◆ Work task ◆
Please restate each entry below, word for word.

◆ Dataset extract ◆

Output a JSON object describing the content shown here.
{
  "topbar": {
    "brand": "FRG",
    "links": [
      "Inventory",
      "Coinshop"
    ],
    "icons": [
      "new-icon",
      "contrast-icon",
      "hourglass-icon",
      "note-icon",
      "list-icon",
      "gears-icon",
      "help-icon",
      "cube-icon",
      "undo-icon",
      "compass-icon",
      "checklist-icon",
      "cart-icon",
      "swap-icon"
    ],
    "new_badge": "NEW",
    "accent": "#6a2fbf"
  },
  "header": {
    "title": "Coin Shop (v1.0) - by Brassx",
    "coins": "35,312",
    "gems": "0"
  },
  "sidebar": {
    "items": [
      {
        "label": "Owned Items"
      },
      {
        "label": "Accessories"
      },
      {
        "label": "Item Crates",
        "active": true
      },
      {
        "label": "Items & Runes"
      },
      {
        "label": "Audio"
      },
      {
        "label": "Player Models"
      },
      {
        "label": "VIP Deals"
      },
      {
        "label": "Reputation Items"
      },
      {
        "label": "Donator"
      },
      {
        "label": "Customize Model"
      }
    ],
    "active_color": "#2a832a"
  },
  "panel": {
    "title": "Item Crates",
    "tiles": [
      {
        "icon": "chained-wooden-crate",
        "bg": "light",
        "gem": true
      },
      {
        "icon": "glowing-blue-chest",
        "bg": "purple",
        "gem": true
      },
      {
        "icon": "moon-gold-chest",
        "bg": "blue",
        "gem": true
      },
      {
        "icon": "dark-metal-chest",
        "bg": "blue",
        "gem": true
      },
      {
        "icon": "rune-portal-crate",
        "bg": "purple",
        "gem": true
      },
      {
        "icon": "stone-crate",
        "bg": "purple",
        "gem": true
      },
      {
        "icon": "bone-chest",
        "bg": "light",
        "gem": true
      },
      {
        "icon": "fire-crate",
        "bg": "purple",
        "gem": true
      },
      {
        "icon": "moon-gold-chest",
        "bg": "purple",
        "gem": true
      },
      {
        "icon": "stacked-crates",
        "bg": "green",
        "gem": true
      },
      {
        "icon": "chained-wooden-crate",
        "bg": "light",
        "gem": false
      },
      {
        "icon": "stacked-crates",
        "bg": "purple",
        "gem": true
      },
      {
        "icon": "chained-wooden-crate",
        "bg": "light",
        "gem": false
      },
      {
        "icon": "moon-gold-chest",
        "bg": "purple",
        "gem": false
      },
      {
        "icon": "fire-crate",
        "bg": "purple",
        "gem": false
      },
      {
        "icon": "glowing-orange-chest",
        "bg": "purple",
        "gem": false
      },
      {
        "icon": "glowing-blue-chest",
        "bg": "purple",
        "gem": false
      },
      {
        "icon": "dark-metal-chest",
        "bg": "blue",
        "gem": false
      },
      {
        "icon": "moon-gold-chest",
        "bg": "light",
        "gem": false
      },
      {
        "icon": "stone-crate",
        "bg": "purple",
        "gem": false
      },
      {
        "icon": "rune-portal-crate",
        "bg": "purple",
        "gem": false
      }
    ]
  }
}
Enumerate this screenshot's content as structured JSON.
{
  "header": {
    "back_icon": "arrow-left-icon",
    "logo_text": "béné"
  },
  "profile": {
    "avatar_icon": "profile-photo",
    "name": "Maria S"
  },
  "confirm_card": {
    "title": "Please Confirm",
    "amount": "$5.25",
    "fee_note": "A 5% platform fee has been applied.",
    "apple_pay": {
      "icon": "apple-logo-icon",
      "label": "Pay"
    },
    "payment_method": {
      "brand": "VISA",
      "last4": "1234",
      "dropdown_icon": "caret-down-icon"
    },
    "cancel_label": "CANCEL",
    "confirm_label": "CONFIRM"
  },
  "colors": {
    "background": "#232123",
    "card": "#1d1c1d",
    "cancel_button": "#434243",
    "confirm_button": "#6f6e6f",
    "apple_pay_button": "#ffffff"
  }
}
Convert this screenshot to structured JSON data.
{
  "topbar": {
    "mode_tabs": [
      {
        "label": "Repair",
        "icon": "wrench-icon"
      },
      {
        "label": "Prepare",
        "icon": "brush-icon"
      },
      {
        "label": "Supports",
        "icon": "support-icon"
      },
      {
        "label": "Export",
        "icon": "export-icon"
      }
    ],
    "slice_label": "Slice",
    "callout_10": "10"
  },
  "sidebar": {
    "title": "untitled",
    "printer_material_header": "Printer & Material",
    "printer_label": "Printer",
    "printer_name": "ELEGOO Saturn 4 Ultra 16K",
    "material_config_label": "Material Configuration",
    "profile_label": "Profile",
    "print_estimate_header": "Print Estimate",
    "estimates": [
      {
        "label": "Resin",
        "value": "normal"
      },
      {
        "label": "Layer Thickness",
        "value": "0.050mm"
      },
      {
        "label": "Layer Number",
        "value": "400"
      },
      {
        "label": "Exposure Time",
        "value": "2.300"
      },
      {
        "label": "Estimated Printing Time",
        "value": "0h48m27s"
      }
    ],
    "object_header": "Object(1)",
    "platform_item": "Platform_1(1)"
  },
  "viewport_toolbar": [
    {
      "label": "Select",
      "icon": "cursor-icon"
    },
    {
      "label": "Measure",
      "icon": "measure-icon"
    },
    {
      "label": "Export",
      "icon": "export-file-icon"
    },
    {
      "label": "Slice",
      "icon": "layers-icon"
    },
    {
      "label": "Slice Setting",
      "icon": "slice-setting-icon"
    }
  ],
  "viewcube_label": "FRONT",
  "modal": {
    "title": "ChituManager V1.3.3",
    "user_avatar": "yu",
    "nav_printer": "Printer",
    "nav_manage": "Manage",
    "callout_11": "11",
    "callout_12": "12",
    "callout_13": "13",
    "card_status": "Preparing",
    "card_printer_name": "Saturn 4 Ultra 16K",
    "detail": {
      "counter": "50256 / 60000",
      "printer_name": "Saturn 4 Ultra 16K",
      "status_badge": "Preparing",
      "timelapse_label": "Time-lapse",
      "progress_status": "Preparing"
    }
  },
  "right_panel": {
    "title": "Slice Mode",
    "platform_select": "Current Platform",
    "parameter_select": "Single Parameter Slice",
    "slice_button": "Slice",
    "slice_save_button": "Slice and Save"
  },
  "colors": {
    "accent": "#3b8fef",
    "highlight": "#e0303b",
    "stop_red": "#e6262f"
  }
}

◆ Task solution ◆
Output a JSON object describing the content shown here.
{
  "topbar": {
    "brand": "FRG",
    "links": [
      "Inventory",
      "Coinshop"
    ],
    "icons": [
      "new-icon",
      "contrast-icon",
      "hourglass-icon",
      "note-icon",
      "list-icon",
      "gears-icon",
      "help-icon",
      "cube-icon",
      "undo-icon",
      "compass-icon",
      "checklist-icon",
      "cart-icon",
      "swap-icon"
    ],
    "new_badge": "NEW",
    "accent": "#6a2fbf"
  },
  "header": {
    "title": "Coin Shop (v1.0) - by Brassx",
    "coins": "35,312",
    "gems": "0"
  },
  "sidebar": {
    "items": [
      {
        "label": "Owned Items"
      },
      {
        "label": "Accessories"
      },
      {
        "label": "Item Crates",
        "active": true
      },
      {
        "label": "Items & Runes"
      },
      {
        "label": "Audio"
      },
      {
        "label": "Player Models"
      },
      {
        "label": "VIP Deals"
      },
      {
        "label": "Reputation Items"
      },
      {
        "label": "Donator"
      },
      {
        "label": "Customize Model"
      }
    ],
    "active_color": "#2a832a"
  },
  "panel": {
    "title": "Item Crates",
    "tiles": [
      {
        "icon": "chained-wooden-crate",
        "bg": "light",
        "gem": true
      },
      {
        "icon": "glowing-blue-chest",
        "bg": "purple",
        "gem": true
      },
      {
        "icon": "moon-gold-chest",
        "bg": "blue",
        "gem": true
      },
      {
        "icon": "dark-metal-chest",
        "bg": "blue",
        "gem": true
      },
      {
        "icon": "rune-portal-crate",
        "bg": "purple",
        "gem": true
      },
      {
        "icon": "stone-crate",
        "bg": "purple",
        "gem": true
      },
      {
        "icon": "bone-chest",
        "bg": "light",
        "gem": true
      },
      {
        "icon": "fire-crate",
        "bg": "purple",
        "gem": true
      },
      {
        "icon": "moon-gold-chest",
        "bg": "purple",
        "gem": true
      },
      {
        "icon": "stacked-crates",
        "bg": "green",
        "gem": true
      },
      {
        "icon": "chained-wooden-crate",
        "bg": "light",
        "gem": false
      },
      {
        "icon": "stacked-crates",
        "bg": "purple",
        "gem": true
      },
      {
        "icon": "chained-wooden-crate",
        "bg": "light",
        "gem": false
      },
      {
        "icon": "moon-gold-chest",
        "bg": "purple",
        "gem": false
      },
      {
        "icon": "fire-crate",
        "bg": "purple",
        "gem": false
      },
      {
        "icon": "glowing-orange-chest",
        "bg": "purple",
        "gem": false
      },
      {
        "icon": "glowing-blue-chest",
        "bg": "purple",
        "gem": false
      },
      {
        "icon": "dark-metal-chest",
        "bg": "blue",
        "gem": false
      },
      {
        "icon": "moon-gold-chest",
        "bg": "light",
        "gem": false
      },
      {
        "icon": "stone-crate",
        "bg": "purple",
        "gem": false
      },
      {
        "icon": "rune-portal-crate",
        "bg": "purple",
        "gem": false
      }
    ]
  }
}
Enumerate this screenshot's content as structured JSON.
{
  "header": {
    "back_icon": "arrow-left-icon",
    "logo_text": "béné"
  },
  "profile": {
    "avatar_icon": "profile-photo",
    "name": "Maria S"
  },
  "confirm_card": {
    "title": "Please Confirm",
    "amount": "$5.25",
    "fee_note": "A 5% platform fee has been applied.",
    "apple_pay": {
      "icon": "apple-logo-icon",
      "label": "Pay"
    },
    "payment_method": {
      "brand": "VISA",
      "last4": "1234",
      "dropdown_icon": "caret-down-icon"
    },
    "cancel_label": "CANCEL",
    "confirm_label": "CONFIRM"
  },
  "colors": {
    "background": "#232123",
    "card": "#1d1c1d",
    "cancel_button": "#434243",
    "confirm_button": "#6f6e6f",
    "apple_pay_button": "#ffffff"
  }
}
Convert this screenshot to structured JSON data.
{
  "topbar": {
    "mode_tabs": [
      {
        "label": "Repair",
        "icon": "wrench-icon"
      },
      {
        "label": "Prepare",
        "icon": "brush-icon"
      },
      {
        "label": "Supports",
        "icon": "support-icon"
      },
      {
        "label": "Export",
        "icon": "export-icon"
      }
    ],
    "slice_label": "Slice",
    "callout_10": "10"
  },
  "sidebar": {
    "title": "untitled",
    "printer_material_header": "Printer & Material",
    "printer_label": "Printer",
    "printer_name": "ELEGOO Saturn 4 Ultra 16K",
    "material_config_label": "Material Configuration",
    "profile_label": "Profile",
    "print_estimate_header": "Print Estimate",
    "estimates": [
      {
        "label": "Resin",
        "value": "normal"
      },
      {
        "label": "Layer Thickness",
        "value": "0.050mm"
      },
      {
        "label": "Layer Number",
        "value": "400"
      },
      {
        "label": "Exposure Time",
        "value": "2.300"
      },
      {
        "label": "Estimated Printing Time",
        "value": "0h48m27s"
      }
    ],
    "object_header": "Object(1)",
    "platform_item": "Platform_1(1)"
  },
  "viewport_toolbar": [
    {
      "label": "Select",
      "icon": "cursor-icon"
    },
    {
      "label": "Measure",
      "icon": "measure-icon"
    },
    {
      "label": "Export",
      "icon": "export-file-icon"
    },
    {
      "label": "Slice",
      "icon": "layers-icon"
    },
    {
      "label": "Slice Setting",
      "icon": "slice-setting-icon"
    }
  ],
  "viewcube_label": "FRONT",
  "modal": {
    "title": "ChituManager V1.3.3",
    "user_avatar": "yu",
    "nav_printer": "Printer",
    "nav_manage": "Manage",
    "callout_11": "11",
    "callout_12": "12",
    "callout_13": "13",
    "card_status": "Preparing",
    "card_printer_name": "Saturn 4 Ultra 16K",
    "detail": {
      "counter": "50256 / 60000",
      "printer_name": "Saturn 4 Ultra 16K",
      "status_badge": "Preparing",
      "timelapse_label": "Time-lapse",
      "progress_status": "Preparing"
    }
  },
  "right_panel": {
    "title": "Slice Mode",
    "platform_select": "Current Platform",
    "parameter_select": "Single Parameter Slice",
    "slice_button": "Slice",
    "slice_save_button": "Slice and Save"
  },
  "colors": {
    "accent": "#3b8fef",
    "highlight": "#e0303b",
    "stop_red": "#e6262f"
  }
}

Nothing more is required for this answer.